When the Royal Exchange asked me if I’d like to attend the Kenyon College Playwright’s Conference in Gambier, Ohio, my response was a resounding OBVIOUSLY (followed by typing Gambier, Ohio into Google maps). An opportunity to spend a week away from the chaos of London, to write, to study at the prestigious Kenyon College, to be in Gambier, Ohio…? Unturndownable.
Gambier is an hour’s shuttle ride from Ohio’s biggest city, Columbus. To a city girl whose only venture to the States was to mother of cities NYC aged 18, it is very rural and very beautiful: classic road trip landscape. Nestled in the middle of Gambier is Kenyon College – as majestic as it is prestigious and, as one of my shuttle buddies tells me, a liberal oasis in a swing state that recently swung red.
I locate my student’s room, unpack my bag, and head out to the welcome dinner where Wendy McLeod (writer and director of the conference) tells us more about the ethos of KPC. KPC is designed to give us writers space to develop in whatever way we need: the schedule is jam-packed, but no one is taking attendance. This is a bespoke experience, and everything’s up for grabs.
After a much needed sleep to ease the jet lag, I dive in. Monday morning’s class is with Max Webster, the Old Vic’s Associate Director.
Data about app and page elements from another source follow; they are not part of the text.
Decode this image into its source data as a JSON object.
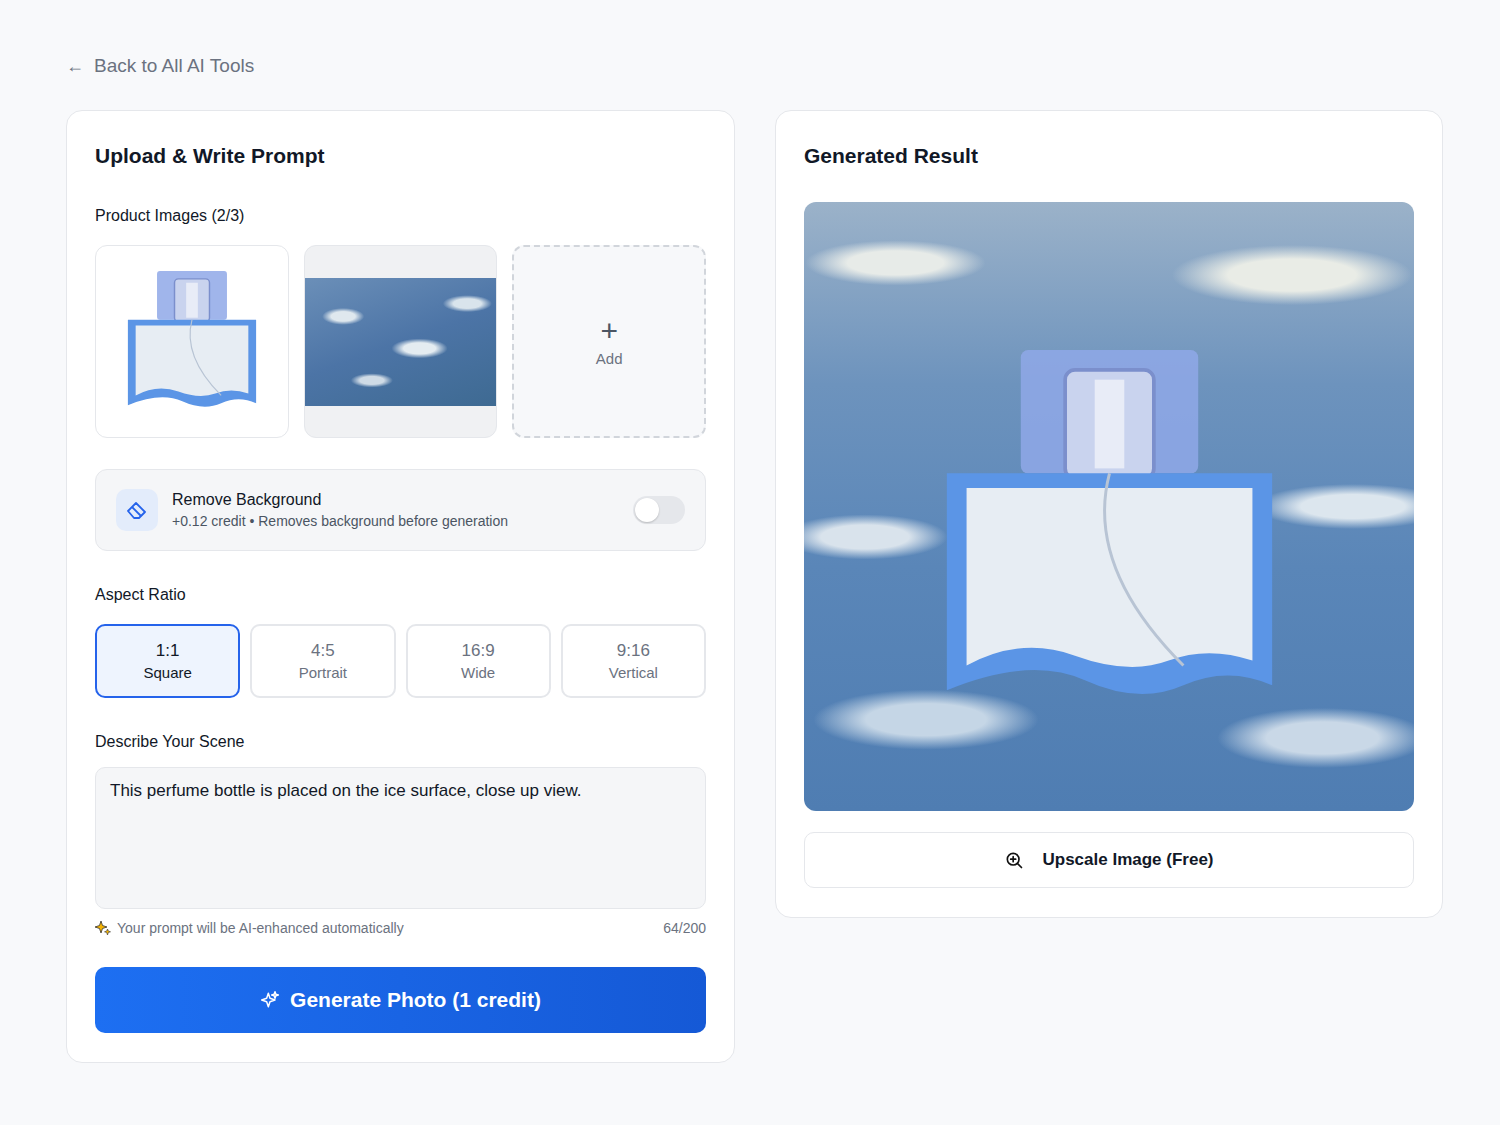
{
  "back_link": {
    "icon": "←",
    "label": "Back to All AI Tools"
  },
  "upload_panel": {
    "title": "Upload & Write Prompt",
    "images_label": "Product Images (2/3)",
    "images": [
      {
        "kind": "product"
      },
      {
        "kind": "texture"
      }
    ],
    "add_tile": {
      "icon": "+",
      "label": "Add"
    },
    "remove_background": {
      "title": "Remove Background",
      "subtitle": "+0.12 credit • Removes background before generation",
      "on": false
    },
    "aspect_ratio": {
      "label": "Aspect Ratio",
      "options": [
        {
          "ratio": "1:1",
          "label": "Square",
          "selected": true
        },
        {
          "ratio": "4:5",
          "label": "Portrait",
          "selected": false
        },
        {
          "ratio": "16:9",
          "label": "Wide",
          "selected": false
        },
        {
          "ratio": "9:16",
          "label": "Vertical",
          "selected": false
        }
      ]
    },
    "scene": {
      "label": "Describe Your Scene",
      "value": "This perfume bottle is placed on the ice surface, close up view.",
      "hint": "Your prompt will be AI-enhanced automatically",
      "count": "64/200"
    },
    "generate_button": {
      "label": "Generate Photo (1 credit)"
    }
  },
  "result_panel": {
    "title": "Generated Result",
    "upscale_button": {
      "label": "Upscale Image (Free)"
    }
  }
}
After a thought-provoking three hours on structure and how to approach the middle of your play, it’s lunch and then some writing in the sunshine. In the evening I check out ‘Open Barn’, KPC’s platform for sharing extracts from work-in-progress, expertly facilitated by Gregg Wiggans and Liz Carlson-Guerin. Each writer is guaranteed a 20-minute slot, to include sharing an extract and a talk-back with the audience. I take a deep breath and sign up for Thursday…
Tuesday morning my class is with Wendy McLeod, whose smart, precise look at writing is a master class in how to lead a master class. I’m inspired, and spend my afternoon looking at my Bruntwood play Sound of Silence in light of Wendy’s provocations. Then I head to the first of three workshops led by ‘the commissioned playwrights’. First up is British playwright Diana Nneka Atuona (commissioned by the Old Vic), who offers a generous insight into her process of research. In the evening, I discover the Village Inn (the only pub on campus) and start to get to know some of the instructors and faculty better. Hours (and pints of ‘the Truth’ – Gambier ale) later, and I’m deep in philosophical debate about the role and responsibility of the playwright. Life doesn’t get much better than this.
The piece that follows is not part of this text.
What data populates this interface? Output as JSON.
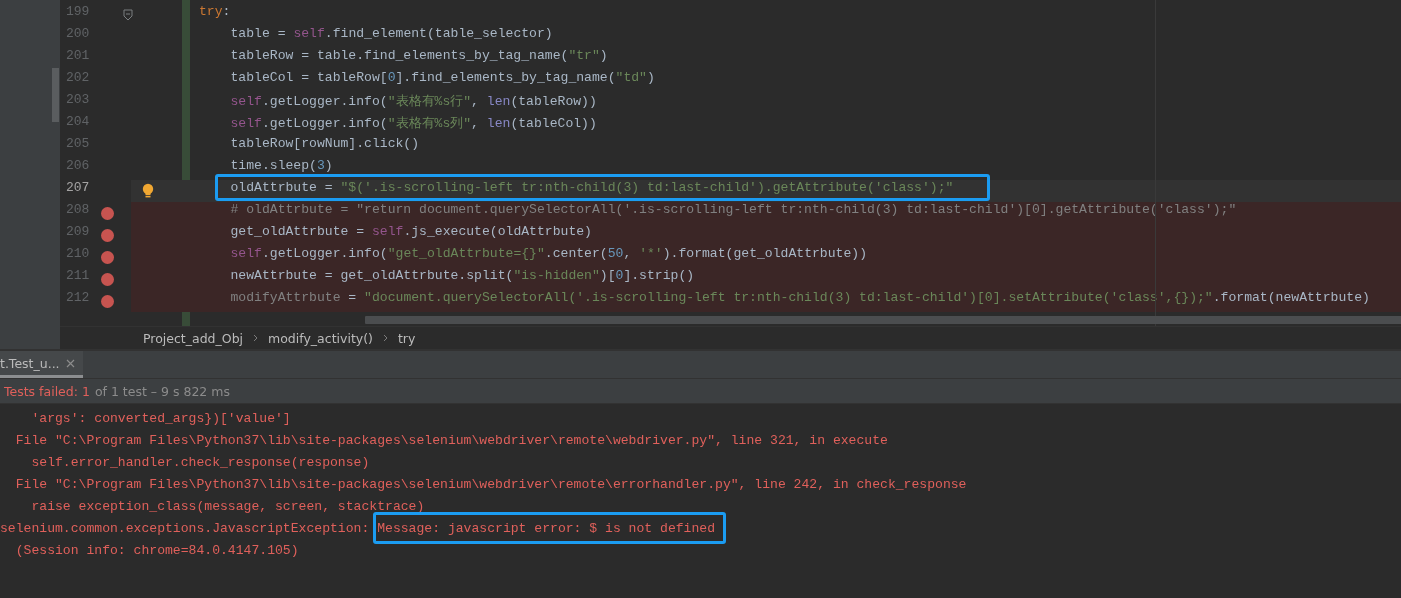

Suddenly the week is going too fast. Wednesday we spend a morning with the brilliant Jill Rafson, Director for New Play Development at Roundabout Theater, followed by a workshop by the second of the commissioned playwrights, Phil Dawkins (commissioned by Roundabout). No one’s taking attendance, but I want to be at everything.
Thursday is my favourite day. It starts with an exhilarating workshop with Kenyon-trained actor and playwright Ben Viccellio exploring eight-part story structure. In the afternoon, I have a tutorial with Gregg Wiggans on a new full length play project I’m writing, and feel excited to tackle a new draft. Then Stephen Dietz (third of the commissioned playwrights; here with ACT) gives a lecture (or in Dietz-speak a ‘disruption’) worthy of an award: an honest, provocative talk dethroning the myth of inspiration, and offering an alternative lens through which to view story making. I am ‘disrupted’ in the best way. In the evening, I share an extract from my Bruntwood play at Open Barn – and I am ‘disrupted’ some more. There’s too much good stuff in my brain.
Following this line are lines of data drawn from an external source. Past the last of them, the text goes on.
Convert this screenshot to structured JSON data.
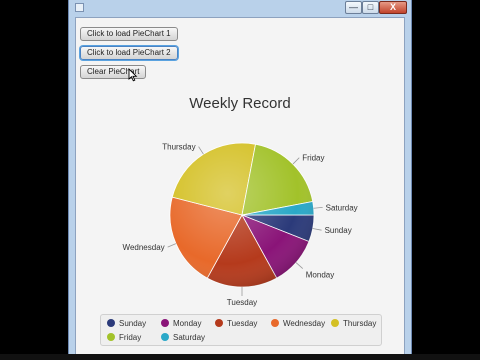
{
  "window": {
    "controls": {
      "minimize": "—",
      "maximize": "□",
      "close": "X"
    }
  },
  "buttons": {
    "load_pie_1": "Click to load PieChart 1",
    "load_pie_2": "Click to load PieChart 2",
    "clear_pie": "Clear PieChart"
  },
  "chart_data": {
    "type": "pie",
    "title": "Weekly Record",
    "slices": [
      {
        "label": "Sunday",
        "value": 6,
        "color": "#2b3a7a"
      },
      {
        "label": "Monday",
        "value": 11,
        "color": "#8a1478"
      },
      {
        "label": "Tuesday",
        "value": 16,
        "color": "#b53a1c"
      },
      {
        "label": "Wednesday",
        "value": 21,
        "color": "#e8692a"
      },
      {
        "label": "Thursday",
        "value": 24,
        "color": "#d4c024"
      },
      {
        "label": "Friday",
        "value": 19,
        "color": "#a2c22a"
      },
      {
        "label": "Saturday",
        "value": 3,
        "color": "#2aa8c8"
      }
    ],
    "start_angle_deg": 0,
    "direction": "clockwise-on-screen",
    "legend": "bottom"
  }
}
It’s Friday already but I don’t want it to be. The last of my workshops is with the inspirational Emily Penick, Lit Manager at ACT Seattle. Appropriately, it’s on ‘endings’, but I’m just getting started. Emily’s approach shifts something for me, and suddenly I’m looking at my work back to front, and then front to back, and things are consolidating (my story, my characters, the reason why I write). The rest of Friday and Saturday morning is devoted to rehearsed readings of plays by the commissioned playwrights: a great way to end the week, and a treat to witness the work in development.
And then, suddenly, it’s home time. But not before ordering a round of ‘the Truth’ (any excuse to order ‘the Truth’) for my new friends and colleagues. For, although the new ways of thinking I’ve been exposed to will linger for a long while, the thing that will really stick is the friendships. A huge thank you to all the instructors, writers, participants and interns, to KPC for convening an amazing week, and – last but not least – to Kenyon, Bruntwood and the Royal Exchange for making this trip possible.